Studies find high-intensity interval training protects against heart disease and shows promise for improving insulin sensitivity and controlling blood pressure.
High-intensity interval training is enormously popular in the fitness industry this year. HIIT workouts typically include short bursts (6 seconds to 4 minutes) of intense exercise (≥ 90% maximal aerobic capacity) alternating with relief breaks of varying lengths (Kessler, Sisson & Short 2012; Boutcher 2011).
The workouts include a limitless variety of exercises, including
- body weight movements;
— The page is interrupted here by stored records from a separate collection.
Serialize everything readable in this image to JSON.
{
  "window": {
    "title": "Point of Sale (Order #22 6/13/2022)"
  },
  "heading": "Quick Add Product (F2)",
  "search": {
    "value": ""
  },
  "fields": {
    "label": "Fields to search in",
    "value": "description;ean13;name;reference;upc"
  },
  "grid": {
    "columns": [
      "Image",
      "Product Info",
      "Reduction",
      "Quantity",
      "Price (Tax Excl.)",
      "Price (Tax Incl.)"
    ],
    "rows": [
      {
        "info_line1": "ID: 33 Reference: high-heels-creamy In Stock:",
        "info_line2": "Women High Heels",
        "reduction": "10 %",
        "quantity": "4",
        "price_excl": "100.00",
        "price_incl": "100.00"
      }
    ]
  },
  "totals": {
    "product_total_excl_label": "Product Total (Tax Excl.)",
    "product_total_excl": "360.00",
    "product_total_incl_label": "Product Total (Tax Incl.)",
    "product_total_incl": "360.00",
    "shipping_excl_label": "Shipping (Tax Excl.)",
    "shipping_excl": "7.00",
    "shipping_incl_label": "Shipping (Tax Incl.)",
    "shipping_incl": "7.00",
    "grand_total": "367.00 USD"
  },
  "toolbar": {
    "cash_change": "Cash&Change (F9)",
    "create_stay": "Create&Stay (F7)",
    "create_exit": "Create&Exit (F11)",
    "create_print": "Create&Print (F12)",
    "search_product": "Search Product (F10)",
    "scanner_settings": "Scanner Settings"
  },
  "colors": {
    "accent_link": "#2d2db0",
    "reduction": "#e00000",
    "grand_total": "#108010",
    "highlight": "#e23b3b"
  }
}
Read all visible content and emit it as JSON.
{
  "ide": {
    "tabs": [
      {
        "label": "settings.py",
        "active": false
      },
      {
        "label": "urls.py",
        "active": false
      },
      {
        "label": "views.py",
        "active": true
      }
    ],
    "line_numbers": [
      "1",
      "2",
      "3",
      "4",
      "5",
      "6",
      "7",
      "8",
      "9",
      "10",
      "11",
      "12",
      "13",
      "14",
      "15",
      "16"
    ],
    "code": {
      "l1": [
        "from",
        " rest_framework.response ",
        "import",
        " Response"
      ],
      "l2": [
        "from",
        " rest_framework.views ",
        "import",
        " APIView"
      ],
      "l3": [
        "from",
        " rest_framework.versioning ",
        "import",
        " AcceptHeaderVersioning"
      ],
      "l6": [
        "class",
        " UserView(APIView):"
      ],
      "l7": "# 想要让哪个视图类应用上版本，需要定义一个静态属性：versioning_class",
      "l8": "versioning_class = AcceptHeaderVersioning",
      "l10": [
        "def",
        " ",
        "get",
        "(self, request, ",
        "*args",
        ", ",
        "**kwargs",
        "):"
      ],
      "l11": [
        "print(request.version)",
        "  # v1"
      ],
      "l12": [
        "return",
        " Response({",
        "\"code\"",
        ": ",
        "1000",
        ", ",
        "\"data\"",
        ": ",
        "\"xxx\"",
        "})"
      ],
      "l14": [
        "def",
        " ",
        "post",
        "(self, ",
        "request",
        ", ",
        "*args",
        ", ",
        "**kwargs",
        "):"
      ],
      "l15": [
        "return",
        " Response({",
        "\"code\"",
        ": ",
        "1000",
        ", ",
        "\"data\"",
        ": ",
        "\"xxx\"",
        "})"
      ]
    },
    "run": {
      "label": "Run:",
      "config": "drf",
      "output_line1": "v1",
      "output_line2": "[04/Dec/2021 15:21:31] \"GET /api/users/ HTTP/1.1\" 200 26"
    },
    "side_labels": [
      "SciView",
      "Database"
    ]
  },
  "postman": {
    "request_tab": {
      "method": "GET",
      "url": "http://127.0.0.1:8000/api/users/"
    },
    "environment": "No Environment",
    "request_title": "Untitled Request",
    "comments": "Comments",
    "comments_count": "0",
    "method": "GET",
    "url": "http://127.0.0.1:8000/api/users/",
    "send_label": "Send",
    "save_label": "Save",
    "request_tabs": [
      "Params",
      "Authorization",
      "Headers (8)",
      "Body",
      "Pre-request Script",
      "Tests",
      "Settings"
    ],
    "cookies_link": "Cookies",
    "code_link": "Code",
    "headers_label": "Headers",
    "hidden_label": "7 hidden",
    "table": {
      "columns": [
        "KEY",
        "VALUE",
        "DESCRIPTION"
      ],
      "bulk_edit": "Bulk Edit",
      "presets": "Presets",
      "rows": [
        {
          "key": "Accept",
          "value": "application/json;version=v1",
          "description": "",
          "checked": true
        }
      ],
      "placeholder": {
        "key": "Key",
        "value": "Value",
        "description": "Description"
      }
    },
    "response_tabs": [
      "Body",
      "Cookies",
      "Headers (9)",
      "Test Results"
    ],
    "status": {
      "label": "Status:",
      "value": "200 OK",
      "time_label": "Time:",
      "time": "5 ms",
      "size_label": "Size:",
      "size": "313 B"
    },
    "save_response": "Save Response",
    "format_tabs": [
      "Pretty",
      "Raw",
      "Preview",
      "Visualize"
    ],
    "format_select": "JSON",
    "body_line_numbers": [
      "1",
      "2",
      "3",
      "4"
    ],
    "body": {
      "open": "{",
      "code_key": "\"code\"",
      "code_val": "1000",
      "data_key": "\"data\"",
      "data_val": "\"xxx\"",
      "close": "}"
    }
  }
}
- power lifting;
- playground activities, such as sled pushes and pulls;
- multiple-mode training, on equipment such as cycle ergometers, treadmills and ellipticals; and
- heavy rope drills.
Lots of fitness professionals are advocating HIIT as a time-efficient way to improve health, fitness and performance. What does that mean for you?
- improved cardiovascular capacity at any level of exercise intensity.
- HIIT training may be a catalyst for improving fat loss.
- HIIT improves HDL cholesterol after a minimum of 8 weeks of training.
- Insulin sensitivity can improve by 23%–58% over the course of 2–16 weeks of HIIT.
Here is a simple workout you can do anywhere:
- Squats body weight (full range)
- squat jump (cardio)
- plank (progression: bring knees in and out)
- jumping jack (cardio)
- alternating rear lunge body weight (full range)
- scissor jumps (cardio)
- burpee (cardio)
- crunch or sit-up
- mountain climber (cardio)
Do each exercise for 1 min. with a 15 second rest. Do as many rounds as you can. Working on increasing the number of rounds each time you do this workout.